§ PROMPT:
When a line of the records below contains the string "hàng", copy that whole line.

Web page and app entries:
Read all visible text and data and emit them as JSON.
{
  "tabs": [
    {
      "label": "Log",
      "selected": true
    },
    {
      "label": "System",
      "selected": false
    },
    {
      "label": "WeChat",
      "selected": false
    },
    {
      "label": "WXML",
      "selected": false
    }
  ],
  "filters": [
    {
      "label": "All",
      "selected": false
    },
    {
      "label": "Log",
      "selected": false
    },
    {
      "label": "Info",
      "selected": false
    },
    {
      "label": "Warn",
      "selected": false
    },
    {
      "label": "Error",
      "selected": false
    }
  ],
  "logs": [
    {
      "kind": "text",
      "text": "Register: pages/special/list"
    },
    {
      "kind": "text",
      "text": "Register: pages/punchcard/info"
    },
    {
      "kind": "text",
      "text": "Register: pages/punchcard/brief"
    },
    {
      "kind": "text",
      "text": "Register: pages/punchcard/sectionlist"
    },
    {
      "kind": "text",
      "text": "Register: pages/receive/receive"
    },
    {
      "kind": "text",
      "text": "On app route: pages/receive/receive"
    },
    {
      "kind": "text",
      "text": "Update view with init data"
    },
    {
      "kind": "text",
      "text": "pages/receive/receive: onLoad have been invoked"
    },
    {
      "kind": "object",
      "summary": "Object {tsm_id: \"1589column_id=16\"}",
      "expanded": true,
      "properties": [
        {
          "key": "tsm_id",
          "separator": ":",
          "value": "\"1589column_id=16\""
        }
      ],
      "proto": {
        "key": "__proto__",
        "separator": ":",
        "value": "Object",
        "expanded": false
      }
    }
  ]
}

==

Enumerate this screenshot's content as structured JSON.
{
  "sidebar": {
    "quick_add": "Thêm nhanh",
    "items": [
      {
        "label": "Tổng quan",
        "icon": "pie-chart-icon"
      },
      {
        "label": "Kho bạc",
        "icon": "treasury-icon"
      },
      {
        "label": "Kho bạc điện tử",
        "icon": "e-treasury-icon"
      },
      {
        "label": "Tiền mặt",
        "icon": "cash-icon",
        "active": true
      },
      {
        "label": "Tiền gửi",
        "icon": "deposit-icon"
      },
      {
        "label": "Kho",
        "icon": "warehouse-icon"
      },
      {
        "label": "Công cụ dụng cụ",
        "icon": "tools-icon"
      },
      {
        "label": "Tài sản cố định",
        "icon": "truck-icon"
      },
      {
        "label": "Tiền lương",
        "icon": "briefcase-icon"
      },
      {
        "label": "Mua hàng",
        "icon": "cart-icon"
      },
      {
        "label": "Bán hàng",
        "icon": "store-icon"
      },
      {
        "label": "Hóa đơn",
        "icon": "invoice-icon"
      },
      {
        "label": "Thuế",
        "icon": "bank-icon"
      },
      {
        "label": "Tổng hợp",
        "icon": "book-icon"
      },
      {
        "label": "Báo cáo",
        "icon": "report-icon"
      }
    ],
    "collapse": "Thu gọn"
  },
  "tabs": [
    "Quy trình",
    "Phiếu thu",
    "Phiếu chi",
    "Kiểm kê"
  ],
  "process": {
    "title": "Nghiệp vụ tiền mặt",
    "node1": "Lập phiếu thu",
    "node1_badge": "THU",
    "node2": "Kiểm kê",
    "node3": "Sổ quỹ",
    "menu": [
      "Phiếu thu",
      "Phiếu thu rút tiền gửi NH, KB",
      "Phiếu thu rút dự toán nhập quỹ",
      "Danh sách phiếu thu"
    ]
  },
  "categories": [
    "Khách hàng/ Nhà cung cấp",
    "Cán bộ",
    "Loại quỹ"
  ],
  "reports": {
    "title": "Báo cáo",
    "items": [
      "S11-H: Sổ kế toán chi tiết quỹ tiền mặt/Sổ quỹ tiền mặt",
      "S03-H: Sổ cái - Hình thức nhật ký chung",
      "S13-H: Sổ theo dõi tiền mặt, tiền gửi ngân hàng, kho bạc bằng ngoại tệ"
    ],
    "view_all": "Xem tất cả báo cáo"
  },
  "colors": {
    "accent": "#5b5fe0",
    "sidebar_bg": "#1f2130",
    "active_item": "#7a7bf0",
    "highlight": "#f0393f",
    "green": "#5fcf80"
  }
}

§ TASK OUTPUT:
        "label": "Mua hàng",
        "label": "Bán hàng",
    "Khách hàng/ Nhà cung cấp",
      "S13-H: Sổ theo dõi tiền mặt, tiền gửi ngân hàng, kho bạc bằng ngoại tệ"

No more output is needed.